"I think we don't fit any particular stereotype," says Gill, who works in marketing for a national retail firm. "We're everyman -- except we're gay. We don't dress in any particular way. We're not overly conservative or liberal. People see we both have normal jobs. We're a valid part of society. We're taxpayers."

What they are not is experienced members of the community of gay-rights activists, a fact that may have hurt them. Their decision to raise the question of gay marriage has worried some national leaders who say they believe the District is the wrong site for such a battle.
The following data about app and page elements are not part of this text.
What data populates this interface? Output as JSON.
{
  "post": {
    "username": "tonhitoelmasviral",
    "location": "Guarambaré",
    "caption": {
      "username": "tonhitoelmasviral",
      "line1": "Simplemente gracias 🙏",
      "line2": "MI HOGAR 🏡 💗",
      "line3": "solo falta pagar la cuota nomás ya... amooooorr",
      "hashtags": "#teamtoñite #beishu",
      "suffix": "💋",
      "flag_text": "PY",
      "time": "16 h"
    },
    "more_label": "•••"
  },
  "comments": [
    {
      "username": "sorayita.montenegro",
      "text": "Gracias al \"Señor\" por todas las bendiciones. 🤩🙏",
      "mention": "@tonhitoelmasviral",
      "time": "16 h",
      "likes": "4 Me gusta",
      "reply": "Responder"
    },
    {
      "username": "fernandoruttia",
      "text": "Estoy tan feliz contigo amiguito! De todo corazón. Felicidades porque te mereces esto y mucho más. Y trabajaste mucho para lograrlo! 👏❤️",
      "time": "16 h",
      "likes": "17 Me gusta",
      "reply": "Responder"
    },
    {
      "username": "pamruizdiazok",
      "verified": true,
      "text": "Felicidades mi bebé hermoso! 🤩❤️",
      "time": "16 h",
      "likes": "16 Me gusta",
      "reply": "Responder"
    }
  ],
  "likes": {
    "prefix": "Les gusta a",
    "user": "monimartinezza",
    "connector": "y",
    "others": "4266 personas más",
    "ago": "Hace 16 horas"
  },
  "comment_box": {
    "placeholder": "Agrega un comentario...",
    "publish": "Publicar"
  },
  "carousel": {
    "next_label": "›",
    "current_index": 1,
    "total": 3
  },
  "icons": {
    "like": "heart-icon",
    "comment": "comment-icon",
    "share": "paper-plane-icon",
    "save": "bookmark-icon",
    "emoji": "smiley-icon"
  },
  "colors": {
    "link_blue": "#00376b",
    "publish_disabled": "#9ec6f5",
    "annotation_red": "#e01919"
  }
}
"I feel fervent support for their goals, but their tactics are shortsighted," says Tom Stoddard, executive director of Lambda Legal Defense Fund and the couple's most outspoken critic. "The District of Columbia is probably the worst jurisdiction in the country for seeking action like this. Both Congress and the Supreme Court have oversight over legal developments in the District, and neither forum has shown itself to be welcoming to lesbians and gay men in the past. Better to establish a favorable precedent in other jurisdictions and then come back to the District.

"What happens to these two men will affect every other gay man and lesbian in the United States. They therefore have a responsibility to confer with their colleagues."

Dean, however, sees no reason to allow someone else in some other jurisdiction to file a suit that matters so deeply to him. Stoddard's criticism enrages him, and he says the only truly distressing reaction to his suit has come from groups such as Lambda. "I assumed I would get support from gay legal institutions," he says. "I think it's outrageous that people who call themselves activists and leaders are acting like a gay mafia to shut us out."

He says that he did consult with a number of other gay organizations before filing the suit. "Are we supposed to call every gay organization in the country?" he asks, and says of Stoddard, "I don't know how big his ego is, but he's not the ultimate legal authority."

It is the classic conflict between an established organization -- a creature of strategy meetings and memos -- and an impassioned individual. "Lambda has a history of only taking on cases that are velvet-lined -- clearly winnable," says Dean. For Dean and Gill, however, the fight is almost more important than the result. They claim they expect to win and say they will appeal the case through the legal system if need be, but if they lose at the highest level the men will still have the satisfaction of having stood up for themselves and their lives.

The debate over whether marriage is a desirable or useful right for gay couples continues within the gay community, but for these two, there is no debate. "As I was raised, marriage was a sacrament," says Gill, the son of two Catholic Irish immigrants who live in Queens. "My parents had that and I want to have that."

Of course, the Roman Catholic Church is not likely to bestow that sacrament on Gill, and his parents themselves remain severely uncomfortable with his desire to draw comparisons between his gay relationship and their heterosexual one. "They think we've blown it all out of proportion," says Gill, "and they were afraid for us. My mother has said she's trying to deal with it, trying to understand it, but it's very difficult. My father is still in a state of shock. It's been a second coming out for them."

For Dean's mother on Long Island the thought of the publicity was terrifying, he says, but now she calls him up periodically to report on neighbors who have seen him on TV and confided to her that they too have a gay son or daughter.

The men say that if they are not allowed to marry in the eyes of the state, they will hold a religious ceremony marking their commitment to each other.

"There are so many societal pressures on a gay or lesbian couple," says Dean. "The running joke in our community is that when we say we've been together for five years, that's like 20 years in straight life."

He laughs at the joke and so does Gill, two spokesmen able to take a brief moment off from their serious duty.